◆ Action item ◆
Scan the entries below. List each line with "logs".

◆ Records provided ◆
··········

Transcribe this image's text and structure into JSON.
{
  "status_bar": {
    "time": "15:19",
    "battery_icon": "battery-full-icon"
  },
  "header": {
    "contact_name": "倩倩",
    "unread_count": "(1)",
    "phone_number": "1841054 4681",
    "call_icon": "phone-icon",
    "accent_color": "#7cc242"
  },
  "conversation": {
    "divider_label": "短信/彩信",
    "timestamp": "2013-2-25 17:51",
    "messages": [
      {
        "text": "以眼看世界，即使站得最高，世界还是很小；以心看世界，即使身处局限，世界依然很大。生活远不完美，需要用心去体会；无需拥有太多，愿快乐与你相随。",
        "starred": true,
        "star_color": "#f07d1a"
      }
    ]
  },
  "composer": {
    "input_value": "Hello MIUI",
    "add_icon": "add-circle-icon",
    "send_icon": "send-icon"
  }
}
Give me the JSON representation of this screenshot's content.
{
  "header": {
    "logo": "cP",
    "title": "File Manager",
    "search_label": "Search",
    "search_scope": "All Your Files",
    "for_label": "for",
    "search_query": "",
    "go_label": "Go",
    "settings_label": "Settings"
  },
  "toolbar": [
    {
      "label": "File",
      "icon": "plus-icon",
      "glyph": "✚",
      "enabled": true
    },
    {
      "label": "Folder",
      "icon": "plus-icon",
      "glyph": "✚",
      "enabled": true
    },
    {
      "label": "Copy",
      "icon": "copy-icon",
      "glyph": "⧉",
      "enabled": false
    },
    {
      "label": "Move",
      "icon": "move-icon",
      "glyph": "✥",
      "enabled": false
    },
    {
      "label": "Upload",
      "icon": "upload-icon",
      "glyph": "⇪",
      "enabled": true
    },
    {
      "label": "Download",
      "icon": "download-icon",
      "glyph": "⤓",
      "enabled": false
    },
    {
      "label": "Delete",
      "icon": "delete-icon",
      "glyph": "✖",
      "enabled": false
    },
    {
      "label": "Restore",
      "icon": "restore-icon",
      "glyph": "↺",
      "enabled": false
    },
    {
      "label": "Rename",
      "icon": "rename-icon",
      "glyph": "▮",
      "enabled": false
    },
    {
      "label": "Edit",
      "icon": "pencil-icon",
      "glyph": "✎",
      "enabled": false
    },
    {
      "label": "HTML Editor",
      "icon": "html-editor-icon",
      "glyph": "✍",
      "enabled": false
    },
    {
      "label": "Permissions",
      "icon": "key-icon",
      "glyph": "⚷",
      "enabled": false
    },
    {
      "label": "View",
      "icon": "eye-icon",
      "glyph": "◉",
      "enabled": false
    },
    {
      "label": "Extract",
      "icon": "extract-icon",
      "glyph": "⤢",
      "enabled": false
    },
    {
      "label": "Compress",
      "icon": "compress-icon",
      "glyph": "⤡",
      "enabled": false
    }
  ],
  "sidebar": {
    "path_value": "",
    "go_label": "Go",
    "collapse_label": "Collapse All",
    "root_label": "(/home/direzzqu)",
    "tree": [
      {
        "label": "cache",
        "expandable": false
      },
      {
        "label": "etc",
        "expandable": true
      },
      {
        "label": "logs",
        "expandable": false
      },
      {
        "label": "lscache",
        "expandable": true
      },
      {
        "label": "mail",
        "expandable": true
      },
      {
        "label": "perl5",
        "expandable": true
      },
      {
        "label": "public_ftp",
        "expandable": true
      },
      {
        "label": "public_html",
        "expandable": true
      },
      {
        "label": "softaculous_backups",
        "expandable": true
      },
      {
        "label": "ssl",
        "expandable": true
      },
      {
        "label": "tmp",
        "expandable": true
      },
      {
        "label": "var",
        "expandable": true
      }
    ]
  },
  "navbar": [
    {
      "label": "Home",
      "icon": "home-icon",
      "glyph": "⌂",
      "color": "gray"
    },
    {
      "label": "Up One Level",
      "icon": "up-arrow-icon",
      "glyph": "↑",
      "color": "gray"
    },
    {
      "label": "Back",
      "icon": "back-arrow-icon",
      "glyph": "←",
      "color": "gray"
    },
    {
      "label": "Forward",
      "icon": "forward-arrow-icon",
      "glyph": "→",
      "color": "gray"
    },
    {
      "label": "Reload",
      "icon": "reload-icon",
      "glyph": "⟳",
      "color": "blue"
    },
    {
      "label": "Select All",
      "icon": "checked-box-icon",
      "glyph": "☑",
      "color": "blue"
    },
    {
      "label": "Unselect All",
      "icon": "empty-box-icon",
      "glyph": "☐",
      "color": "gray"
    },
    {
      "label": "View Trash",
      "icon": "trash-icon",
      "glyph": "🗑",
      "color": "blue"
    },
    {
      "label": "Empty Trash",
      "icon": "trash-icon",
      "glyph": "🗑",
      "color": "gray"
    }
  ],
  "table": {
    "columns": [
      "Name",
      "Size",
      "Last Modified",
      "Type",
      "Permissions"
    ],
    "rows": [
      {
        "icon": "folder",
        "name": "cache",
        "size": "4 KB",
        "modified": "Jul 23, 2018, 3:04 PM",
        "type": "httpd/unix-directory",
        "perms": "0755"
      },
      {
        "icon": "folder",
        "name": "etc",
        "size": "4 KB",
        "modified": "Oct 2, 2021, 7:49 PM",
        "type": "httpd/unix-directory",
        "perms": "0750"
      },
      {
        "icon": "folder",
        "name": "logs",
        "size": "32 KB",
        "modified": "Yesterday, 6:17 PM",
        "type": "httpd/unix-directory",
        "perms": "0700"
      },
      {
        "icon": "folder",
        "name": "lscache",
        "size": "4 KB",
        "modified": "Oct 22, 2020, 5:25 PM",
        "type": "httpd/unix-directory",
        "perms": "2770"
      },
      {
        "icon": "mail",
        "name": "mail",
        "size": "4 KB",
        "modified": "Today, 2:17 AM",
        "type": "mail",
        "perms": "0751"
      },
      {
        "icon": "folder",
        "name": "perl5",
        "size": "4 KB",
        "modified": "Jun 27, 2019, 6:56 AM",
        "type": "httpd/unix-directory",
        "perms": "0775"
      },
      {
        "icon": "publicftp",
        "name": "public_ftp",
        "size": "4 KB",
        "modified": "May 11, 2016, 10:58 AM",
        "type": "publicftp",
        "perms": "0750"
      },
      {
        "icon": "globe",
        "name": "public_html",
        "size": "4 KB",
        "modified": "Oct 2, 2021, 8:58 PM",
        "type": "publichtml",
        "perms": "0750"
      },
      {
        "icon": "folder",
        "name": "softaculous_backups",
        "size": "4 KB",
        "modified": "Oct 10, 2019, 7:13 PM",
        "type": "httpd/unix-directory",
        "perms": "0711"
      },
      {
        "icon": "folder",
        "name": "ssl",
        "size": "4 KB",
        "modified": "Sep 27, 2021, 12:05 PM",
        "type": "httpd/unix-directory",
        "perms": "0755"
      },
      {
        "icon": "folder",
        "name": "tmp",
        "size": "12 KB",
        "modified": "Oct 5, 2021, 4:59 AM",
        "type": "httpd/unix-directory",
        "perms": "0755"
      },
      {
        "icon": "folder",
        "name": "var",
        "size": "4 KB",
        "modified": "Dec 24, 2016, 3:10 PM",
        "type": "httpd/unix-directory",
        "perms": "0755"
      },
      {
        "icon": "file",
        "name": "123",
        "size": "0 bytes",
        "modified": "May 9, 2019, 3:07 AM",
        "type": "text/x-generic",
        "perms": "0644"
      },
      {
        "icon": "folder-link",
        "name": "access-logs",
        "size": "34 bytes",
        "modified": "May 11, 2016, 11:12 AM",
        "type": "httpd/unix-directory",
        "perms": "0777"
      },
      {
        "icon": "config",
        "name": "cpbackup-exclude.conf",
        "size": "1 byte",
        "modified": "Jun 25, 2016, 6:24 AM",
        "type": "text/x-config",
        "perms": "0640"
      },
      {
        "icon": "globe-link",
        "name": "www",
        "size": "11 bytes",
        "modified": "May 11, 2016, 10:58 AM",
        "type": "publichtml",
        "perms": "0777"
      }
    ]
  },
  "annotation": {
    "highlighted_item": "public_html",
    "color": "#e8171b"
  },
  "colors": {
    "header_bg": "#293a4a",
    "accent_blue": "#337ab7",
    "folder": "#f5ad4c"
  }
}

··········

◆ Answer to the exercise ◆
        "label": "logs",
        "name": "logs",
        "name": "access-logs",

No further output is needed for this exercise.